I bought a Panasonic 42" Plasma back in 2003 and it seems to work the same now as then. I don’t know what the deal is with others here, but I have never had any burn in or any problems with the display fading due to losss of the plasma gas. My set has built in protections such as screen crawl etc, and I have left the thing paused for up to an hour and never saw any burn in.

the thing that I like about plasma is everyone has a good seat. the viewing angle is superior to LCD by far, since each pixel is lit. the bad thing of course, is since every pixel is lit (not backlit) it does use morre power.

Finally, I am sad to see Panasonic drop out of plasma, because they are the only manufacturer I know of that can handle red correctly. all other plasmas are orange instead of red. Couple this with the Kuro’s ability to produce deep black- and wow - you are losing a major quality product.

I guess I better pony up for a 60" Kuro whilst there are still some around! trouble is, my nearly 7 year old set is working perfectly.

Most of my burn-in is from static TV station logo’s and from video games. You can only see the burn-in on like a grey background. I just use the TV’s built in anti-burn-in functions and it is gone in under a hour. I really wish they never went to those static station logo’s. I can’t stand those things. What ever happened to station ID commercials once in awhile?

I believe what you are talking about is “image retention” which as you know can be reversed by different methods, almost all plasmas will exhibit some degree of IR. “Burn-in” is a permanent condition where the pixel elements are damaged and used to be a problem, but nowadays you almost have to be trying to burn-in an image to get it to happen.

I have an ultra high-end Marantz 42" plasma. Its an older model (2004 at best) but still looks fantastic, better picture and color than most modern TVs today, which is to be expectd because its a Marantz professional display, not a TV technically.
It does however suffer burn-in horribly. Or “ghosting” is probably a better word because it can be “washed-out” but it takes forever now. I play alot of video games and have pretty much permanently burned-in certain ares of the screen where certain in-game items are always on. The clock in NHL '09, the ammo meters in COD4 etc…
I have heard that newer plasmas are better for this.

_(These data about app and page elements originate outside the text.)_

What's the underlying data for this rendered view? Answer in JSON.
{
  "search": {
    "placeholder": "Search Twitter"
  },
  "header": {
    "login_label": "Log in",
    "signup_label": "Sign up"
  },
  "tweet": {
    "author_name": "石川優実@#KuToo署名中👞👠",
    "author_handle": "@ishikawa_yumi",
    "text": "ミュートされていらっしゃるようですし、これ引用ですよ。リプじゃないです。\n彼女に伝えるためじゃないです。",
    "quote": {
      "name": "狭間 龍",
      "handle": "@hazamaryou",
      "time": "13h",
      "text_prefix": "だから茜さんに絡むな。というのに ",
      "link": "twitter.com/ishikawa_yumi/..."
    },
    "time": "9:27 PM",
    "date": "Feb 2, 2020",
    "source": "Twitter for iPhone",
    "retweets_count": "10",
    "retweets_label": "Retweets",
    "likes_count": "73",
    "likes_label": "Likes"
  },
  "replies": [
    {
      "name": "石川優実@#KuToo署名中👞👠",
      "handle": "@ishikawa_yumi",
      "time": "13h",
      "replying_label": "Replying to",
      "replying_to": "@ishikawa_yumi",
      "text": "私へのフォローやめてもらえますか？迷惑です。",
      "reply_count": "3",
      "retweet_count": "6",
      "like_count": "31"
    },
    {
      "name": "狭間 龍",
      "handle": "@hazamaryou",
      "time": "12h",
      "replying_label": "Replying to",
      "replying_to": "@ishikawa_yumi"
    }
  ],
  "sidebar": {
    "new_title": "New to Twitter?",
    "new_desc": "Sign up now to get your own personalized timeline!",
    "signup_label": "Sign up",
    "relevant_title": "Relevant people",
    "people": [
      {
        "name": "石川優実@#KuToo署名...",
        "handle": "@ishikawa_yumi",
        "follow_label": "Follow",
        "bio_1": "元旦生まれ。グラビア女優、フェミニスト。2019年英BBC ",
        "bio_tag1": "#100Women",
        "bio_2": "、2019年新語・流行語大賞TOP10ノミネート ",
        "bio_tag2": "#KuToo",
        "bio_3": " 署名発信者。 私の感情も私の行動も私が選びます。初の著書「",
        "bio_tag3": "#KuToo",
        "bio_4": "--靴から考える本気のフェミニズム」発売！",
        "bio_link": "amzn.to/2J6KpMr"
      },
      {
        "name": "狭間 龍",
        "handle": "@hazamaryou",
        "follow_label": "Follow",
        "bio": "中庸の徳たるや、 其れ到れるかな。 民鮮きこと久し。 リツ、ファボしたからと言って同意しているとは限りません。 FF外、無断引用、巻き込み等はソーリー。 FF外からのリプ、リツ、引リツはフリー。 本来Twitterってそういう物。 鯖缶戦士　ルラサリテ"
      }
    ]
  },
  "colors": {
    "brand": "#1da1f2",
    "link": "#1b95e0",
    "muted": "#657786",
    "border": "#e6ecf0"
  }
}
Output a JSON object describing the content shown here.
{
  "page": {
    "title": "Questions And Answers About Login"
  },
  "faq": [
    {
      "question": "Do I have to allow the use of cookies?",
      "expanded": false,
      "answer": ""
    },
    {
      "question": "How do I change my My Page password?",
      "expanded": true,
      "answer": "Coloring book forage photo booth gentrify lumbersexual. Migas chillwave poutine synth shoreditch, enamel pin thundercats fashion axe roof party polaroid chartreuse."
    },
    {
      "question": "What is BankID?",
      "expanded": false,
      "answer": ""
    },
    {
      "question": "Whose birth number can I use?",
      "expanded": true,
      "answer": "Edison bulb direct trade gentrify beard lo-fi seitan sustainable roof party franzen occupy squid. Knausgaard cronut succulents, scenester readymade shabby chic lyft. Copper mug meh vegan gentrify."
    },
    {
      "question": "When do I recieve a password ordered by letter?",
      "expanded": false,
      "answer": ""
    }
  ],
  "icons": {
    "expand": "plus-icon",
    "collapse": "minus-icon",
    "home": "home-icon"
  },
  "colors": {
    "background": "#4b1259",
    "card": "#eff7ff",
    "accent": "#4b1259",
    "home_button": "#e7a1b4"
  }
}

You may not notice the degradation over time but it probably is not as bright and vibrant as the day you 1st turned it on. It may still look amazing, but if you were to compare it to a brand new one side by side (same model) you may see that its not as bright, colorful or vibrant.

The funny thing is, the 1st thing you’re supposed to do when setting up a new plasma is to crank the brightess way down from the factory default setting. So if after 10 years its not as bright as it used to be, one could just crank up the brightness a bit, no ?

I believe you are correct. :slight_smile:

I want to use my Plasma to replace my PC monitor eventually. I just have to convince the wife, first. :confused: